Attending crowded parades
Using drugs, or alcohol in excess, which can cloud judgement and urge risky behavior
Attending large indoor gatherings with people from outside of your household
The risk of virus spread at holiday celebrations
Celebrating virtually or with members of your own household poses low risk for spread. In-person gatherings pose varying levels of risk. Event organizers and attendees should consider the risk of virus spread based on event size and use of mitigation strategies. It is important to protect older individuals, immunocompromised people, and people with medical conditions. There are several factors that contribute to the risk of becoming infected or infecting others with the virus that causes COVID-19 at a holiday celebration. In combination, these factors will create various amounts of risk, so it is important to consider them individually and together:
Community levels of COVID-19 – Higher levels of COVID-19 cases and community spread in the gathering location, as well as where attendees are coming from, increase the risk of infection and spread among attendees. Family and friends should consider the number and rate of COVID-19 cases in their community and in the community where they plan to celebrate when considering whether to host or attend a holiday celebration. Information on the number of cases in an area can be found on the area’s health department website.
The location of the gathering – Indoor gatherings generally pose more risk than outdoor gatherings. Indoor gatherings with poor ventilation pose more risk than those with good ventilation, such as those with open windows or doors.
The duration of the gathering – Gatherings that last longer pose more risk than shorter gatherings.
The number of people at the gathering – Gatherings with more people pose greater risk than gatherings with fewer people. CDC does not have a limit or recommend a specific number of attendees for gatherings. The Kentucky Cabinet for Health and Family Services, however, provided a directive on July 20, 2020 limiting gatherings to 10 people or fewer. https://governor.ky.gov/attachments/20200720_Order_Mass-Gatherings.pdf
The behaviors of attendees prior to the gathering – Gatherings with attendees who are not adhering to social distancing (staying at least 6 feet apart), wearing masks, washing hands, and engaging in other preventative behaviors pose more risk than gatherings with attendees who are engaging in these preventative behaviors.
The behaviors of attendees during the gathering – Gatherings with more preventive measures in place, such as mask wearing, social distancing, and hand washing, pose less risk than gatherings where fewer or no preventive measures are being implemented.
People who should not attend in-person holiday celebrations
People with or exposed to COVID-19: Do not host or participate in any in-person festivities if you or anyone in your household:
Has been diagnosed with COVID-19 and has not met the criteria for when it is safe to be around others
Has symptoms of COVID-19
Is waiting for COVID-19 viral test results
May have been exposed to someone with COVID-19 in the last 14 days
Is at increased risk of severe illness from COVID-19
People at increased risk for severe illness
If you are at increased risk of severe illness from COVID-19, or live or work with someone at increased risk of severe illness, you should:

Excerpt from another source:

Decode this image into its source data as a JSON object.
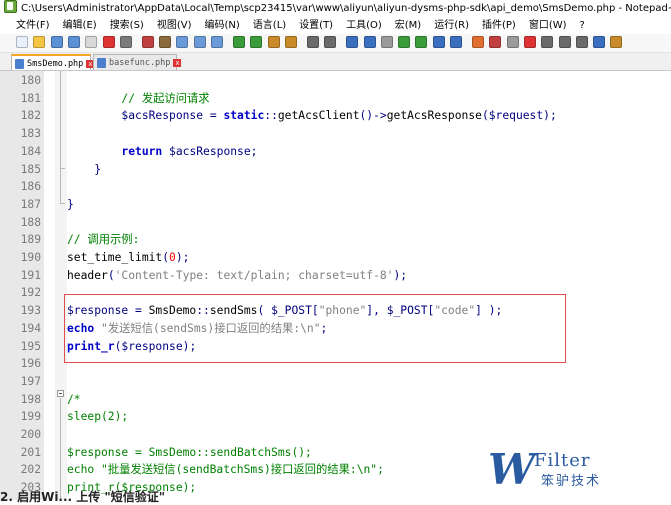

Avoid in-person gatherings with people who do not live in your household.
Avoid larger gatherings and consider attending activities that pose lower risk (as described previously) if you decide to attend an in-person gathering with people who do not live in your household.